[RECORDS FOR THE TASK Boundary: Start]

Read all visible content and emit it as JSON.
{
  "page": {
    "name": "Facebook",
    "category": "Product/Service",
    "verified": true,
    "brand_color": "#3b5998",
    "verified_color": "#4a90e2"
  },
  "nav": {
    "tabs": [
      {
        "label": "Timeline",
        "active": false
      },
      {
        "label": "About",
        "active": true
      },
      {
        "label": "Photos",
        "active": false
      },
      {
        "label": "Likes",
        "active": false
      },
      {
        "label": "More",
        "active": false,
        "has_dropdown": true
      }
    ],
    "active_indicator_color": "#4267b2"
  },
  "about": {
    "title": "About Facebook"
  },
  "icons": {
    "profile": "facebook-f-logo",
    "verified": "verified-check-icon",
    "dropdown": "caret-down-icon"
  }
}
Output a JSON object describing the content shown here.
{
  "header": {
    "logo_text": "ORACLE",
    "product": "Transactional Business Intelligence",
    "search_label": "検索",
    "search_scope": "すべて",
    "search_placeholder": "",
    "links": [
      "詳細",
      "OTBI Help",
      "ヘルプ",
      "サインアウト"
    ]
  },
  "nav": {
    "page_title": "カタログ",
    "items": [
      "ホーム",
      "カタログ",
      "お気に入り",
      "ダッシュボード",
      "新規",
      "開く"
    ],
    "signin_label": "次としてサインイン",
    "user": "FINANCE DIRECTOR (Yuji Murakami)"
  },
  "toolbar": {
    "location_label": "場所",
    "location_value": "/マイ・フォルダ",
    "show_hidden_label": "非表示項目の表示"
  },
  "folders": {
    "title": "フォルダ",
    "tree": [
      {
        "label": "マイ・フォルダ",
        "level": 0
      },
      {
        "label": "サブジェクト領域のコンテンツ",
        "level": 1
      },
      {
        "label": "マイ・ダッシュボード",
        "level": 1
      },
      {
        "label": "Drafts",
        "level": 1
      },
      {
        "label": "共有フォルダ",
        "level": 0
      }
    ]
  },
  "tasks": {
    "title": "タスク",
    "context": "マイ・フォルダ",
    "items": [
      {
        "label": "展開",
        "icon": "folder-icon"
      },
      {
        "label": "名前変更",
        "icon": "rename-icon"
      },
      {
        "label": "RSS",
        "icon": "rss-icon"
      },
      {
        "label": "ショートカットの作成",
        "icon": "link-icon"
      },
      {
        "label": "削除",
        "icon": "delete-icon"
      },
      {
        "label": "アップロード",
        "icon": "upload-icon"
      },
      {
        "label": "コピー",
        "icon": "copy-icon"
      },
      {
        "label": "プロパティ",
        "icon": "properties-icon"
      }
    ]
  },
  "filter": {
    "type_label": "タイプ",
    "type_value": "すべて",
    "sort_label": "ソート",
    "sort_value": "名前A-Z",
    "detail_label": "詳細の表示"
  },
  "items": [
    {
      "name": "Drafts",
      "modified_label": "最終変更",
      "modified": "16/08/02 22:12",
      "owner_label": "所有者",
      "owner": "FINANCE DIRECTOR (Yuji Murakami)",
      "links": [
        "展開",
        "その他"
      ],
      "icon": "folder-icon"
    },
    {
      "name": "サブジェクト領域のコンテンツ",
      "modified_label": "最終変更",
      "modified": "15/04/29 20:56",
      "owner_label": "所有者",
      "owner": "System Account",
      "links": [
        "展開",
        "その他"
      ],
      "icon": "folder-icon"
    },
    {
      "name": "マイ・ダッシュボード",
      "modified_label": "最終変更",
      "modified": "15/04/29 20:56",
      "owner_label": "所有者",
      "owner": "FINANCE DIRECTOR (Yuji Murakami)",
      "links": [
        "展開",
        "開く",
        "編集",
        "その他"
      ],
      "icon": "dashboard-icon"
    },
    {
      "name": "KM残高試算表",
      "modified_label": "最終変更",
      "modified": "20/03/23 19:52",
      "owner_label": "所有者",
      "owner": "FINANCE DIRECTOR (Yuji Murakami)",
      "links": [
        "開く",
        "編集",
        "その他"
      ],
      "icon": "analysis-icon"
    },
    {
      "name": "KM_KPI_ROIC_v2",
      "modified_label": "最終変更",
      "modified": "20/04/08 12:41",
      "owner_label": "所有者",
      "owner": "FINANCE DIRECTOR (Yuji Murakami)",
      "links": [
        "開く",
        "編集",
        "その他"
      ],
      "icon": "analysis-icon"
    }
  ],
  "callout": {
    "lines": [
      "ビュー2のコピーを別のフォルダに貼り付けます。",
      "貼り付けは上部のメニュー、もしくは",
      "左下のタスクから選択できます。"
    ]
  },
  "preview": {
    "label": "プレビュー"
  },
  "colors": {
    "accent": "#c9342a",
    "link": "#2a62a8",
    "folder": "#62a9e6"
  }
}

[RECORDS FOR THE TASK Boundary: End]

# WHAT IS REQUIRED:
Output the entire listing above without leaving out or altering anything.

# FINAL ANSWER:
Read all visible content and emit it as JSON.
{
  "page": {
    "name": "Facebook",
    "category": "Product/Service",
    "verified": true,
    "brand_color": "#3b5998",
    "verified_color": "#4a90e2"
  },
  "nav": {
    "tabs": [
      {
        "label": "Timeline",
        "active": false
      },
      {
        "label": "About",
        "active": true
      },
      {
        "label": "Photos",
        "active": false
      },
      {
        "label": "Likes",
        "active": false
      },
      {
        "label": "More",
        "active": false,
        "has_dropdown": true
      }
    ],
    "active_indicator_color": "#4267b2"
  },
  "about": {
    "title": "About Facebook"
  },
  "icons": {
    "profile": "facebook-f-logo",
    "verified": "verified-check-icon",
    "dropdown": "caret-down-icon"
  }
}
Output a JSON object describing the content shown here.
{
  "header": {
    "logo_text": "ORACLE",
    "product": "Transactional Business Intelligence",
    "search_label": "検索",
    "search_scope": "すべて",
    "search_placeholder": "",
    "links": [
      "詳細",
      "OTBI Help",
      "ヘルプ",
      "サインアウト"
    ]
  },
  "nav": {
    "page_title": "カタログ",
    "items": [
      "ホーム",
      "カタログ",
      "お気に入り",
      "ダッシュボード",
      "新規",
      "開く"
    ],
    "signin_label": "次としてサインイン",
    "user": "FINANCE DIRECTOR (Yuji Murakami)"
  },
  "toolbar": {
    "location_label": "場所",
    "location_value": "/マイ・フォルダ",
    "show_hidden_label": "非表示項目の表示"
  },
  "folders": {
    "title": "フォルダ",
    "tree": [
      {
        "label": "マイ・フォルダ",
        "level": 0
      },
      {
        "label": "サブジェクト領域のコンテンツ",
        "level": 1
      },
      {
        "label": "マイ・ダッシュボード",
        "level": 1
      },
      {
        "label": "Drafts",
        "level": 1
      },
      {
        "label": "共有フォルダ",
        "level": 0
      }
    ]
  },
  "tasks": {
    "title": "タスク",
    "context": "マイ・フォルダ",
    "items": [
      {
        "label": "展開",
        "icon": "folder-icon"
      },
      {
        "label": "名前変更",
        "icon": "rename-icon"
      },
      {
        "label": "RSS",
        "icon": "rss-icon"
      },
      {
        "label": "ショートカットの作成",
        "icon": "link-icon"
      },
      {
        "label": "削除",
        "icon": "delete-icon"
      },
      {
        "label": "アップロード",
        "icon": "upload-icon"
      },
      {
        "label": "コピー",
        "icon": "copy-icon"
      },
      {
        "label": "プロパティ",
        "icon": "properties-icon"
      }
    ]
  },
  "filter": {
    "type_label": "タイプ",
    "type_value": "すべて",
    "sort_label": "ソート",
    "sort_value": "名前A-Z",
    "detail_label": "詳細の表示"
  },
  "items": [
    {
      "name": "Drafts",
      "modified_label": "最終変更",
      "modified": "16/08/02 22:12",
      "owner_label": "所有者",
      "owner": "FINANCE DIRECTOR (Yuji Murakami)",
      "links": [
        "展開",
        "その他"
      ],
      "icon": "folder-icon"
    },
    {
      "name": "サブジェクト領域のコンテンツ",
      "modified_label": "最終変更",
      "modified": "15/04/29 20:56",
      "owner_label": "所有者",
      "owner": "System Account",
      "links": [
        "展開",
        "その他"
      ],
      "icon": "folder-icon"
    },
    {
      "name": "マイ・ダッシュボード",
      "modified_label": "最終変更",
      "modified": "15/04/29 20:56",
      "owner_label": "所有者",
      "owner": "FINANCE DIRECTOR (Yuji Murakami)",
      "links": [
        "展開",
        "開く",
        "編集",
        "その他"
      ],
      "icon": "dashboard-icon"
    },
    {
      "name": "KM残高試算表",
      "modified_label": "最終変更",
      "modified": "20/03/23 19:52",
      "owner_label": "所有者",
      "owner": "FINANCE DIRECTOR (Yuji Murakami)",
      "links": [
        "開く",
        "編集",
        "その他"
      ],
      "icon": "analysis-icon"
    },
    {
      "name": "KM_KPI_ROIC_v2",
      "modified_label": "最終変更",
      "modified": "20/04/08 12:41",
      "owner_label": "所有者",
      "owner": "FINANCE DIRECTOR (Yuji Murakami)",
      "links": [
        "開く",
        "編集",
        "その他"
      ],
      "icon": "analysis-icon"
    }
  ],
  "callout": {
    "lines": [
      "ビュー2のコピーを別のフォルダに貼り付けます。",
      "貼り付けは上部のメニュー、もしくは",
      "左下のタスクから選択できます。"
    ]
  },
  "preview": {
    "label": "プレビュー"
  },
  "colors": {
    "accent": "#c9342a",
    "link": "#2a62a8",
    "folder": "#62a9e6"
  }
}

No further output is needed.